### Website and app data records
-------

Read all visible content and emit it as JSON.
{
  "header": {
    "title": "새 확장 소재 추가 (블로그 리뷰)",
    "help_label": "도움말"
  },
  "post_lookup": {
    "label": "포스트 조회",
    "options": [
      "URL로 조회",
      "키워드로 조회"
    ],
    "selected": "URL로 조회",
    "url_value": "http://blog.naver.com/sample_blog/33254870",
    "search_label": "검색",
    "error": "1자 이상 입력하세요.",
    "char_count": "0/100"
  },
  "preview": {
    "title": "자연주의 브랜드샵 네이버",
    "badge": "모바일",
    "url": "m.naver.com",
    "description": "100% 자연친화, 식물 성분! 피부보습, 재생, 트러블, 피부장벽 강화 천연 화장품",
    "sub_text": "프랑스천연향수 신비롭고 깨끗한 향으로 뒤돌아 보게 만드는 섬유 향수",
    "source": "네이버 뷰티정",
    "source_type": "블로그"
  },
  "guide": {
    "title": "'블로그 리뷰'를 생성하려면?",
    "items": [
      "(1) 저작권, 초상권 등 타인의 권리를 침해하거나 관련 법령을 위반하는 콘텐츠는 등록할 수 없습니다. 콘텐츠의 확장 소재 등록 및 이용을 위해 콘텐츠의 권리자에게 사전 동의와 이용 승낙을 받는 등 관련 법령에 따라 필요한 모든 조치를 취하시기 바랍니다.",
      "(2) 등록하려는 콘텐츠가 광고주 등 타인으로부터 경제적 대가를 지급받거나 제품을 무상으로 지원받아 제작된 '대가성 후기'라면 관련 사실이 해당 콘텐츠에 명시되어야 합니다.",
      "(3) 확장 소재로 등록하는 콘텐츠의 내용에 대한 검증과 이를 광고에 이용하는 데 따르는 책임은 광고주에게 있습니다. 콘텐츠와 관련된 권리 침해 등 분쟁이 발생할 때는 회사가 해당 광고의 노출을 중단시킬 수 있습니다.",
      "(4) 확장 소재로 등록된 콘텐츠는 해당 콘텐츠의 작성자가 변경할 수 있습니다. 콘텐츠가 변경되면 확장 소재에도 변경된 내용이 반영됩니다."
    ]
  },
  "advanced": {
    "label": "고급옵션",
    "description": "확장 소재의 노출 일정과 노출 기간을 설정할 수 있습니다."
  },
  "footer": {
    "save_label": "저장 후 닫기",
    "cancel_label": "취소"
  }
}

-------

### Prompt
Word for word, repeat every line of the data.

### Result of the exercise
Read all visible content and emit it as JSON.
{
  "header": {
    "title": "새 확장 소재 추가 (블로그 리뷰)",
    "help_label": "도움말"
  },
  "post_lookup": {
    "label": "포스트 조회",
    "options": [
      "URL로 조회",
      "키워드로 조회"
    ],
    "selected": "URL로 조회",
    "url_value": "http://blog.naver.com/sample_blog/33254870",
    "search_label": "검색",
    "error": "1자 이상 입력하세요.",
    "char_count": "0/100"
  },
  "preview": {
    "title": "자연주의 브랜드샵 네이버",
    "badge": "모바일",
    "url": "m.naver.com",
    "description": "100% 자연친화, 식물 성분! 피부보습, 재생, 트러블, 피부장벽 강화 천연 화장품",
    "sub_text": "프랑스천연향수 신비롭고 깨끗한 향으로 뒤돌아 보게 만드는 섬유 향수",
    "source": "네이버 뷰티정",
    "source_type": "블로그"
  },
  "guide": {
    "title": "'블로그 리뷰'를 생성하려면?",
    "items": [
      "(1) 저작권, 초상권 등 타인의 권리를 침해하거나 관련 법령을 위반하는 콘텐츠는 등록할 수 없습니다. 콘텐츠의 확장 소재 등록 및 이용을 위해 콘텐츠의 권리자에게 사전 동의와 이용 승낙을 받는 등 관련 법령에 따라 필요한 모든 조치를 취하시기 바랍니다.",
      "(2) 등록하려는 콘텐츠가 광고주 등 타인으로부터 경제적 대가를 지급받거나 제품을 무상으로 지원받아 제작된 '대가성 후기'라면 관련 사실이 해당 콘텐츠에 명시되어야 합니다.",
      "(3) 확장 소재로 등록하는 콘텐츠의 내용에 대한 검증과 이를 광고에 이용하는 데 따르는 책임은 광고주에게 있습니다. 콘텐츠와 관련된 권리 침해 등 분쟁이 발생할 때는 회사가 해당 광고의 노출을 중단시킬 수 있습니다.",
      "(4) 확장 소재로 등록된 콘텐츠는 해당 콘텐츠의 작성자가 변경할 수 있습니다. 콘텐츠가 변경되면 확장 소재에도 변경된 내용이 반영됩니다."
    ]
  },
  "advanced": {
    "label": "고급옵션",
    "description": "확장 소재의 노출 일정과 노출 기간을 설정할 수 있습니다."
  },
  "footer": {
    "save_label": "저장 후 닫기",
    "cancel_label": "취소"
  }
}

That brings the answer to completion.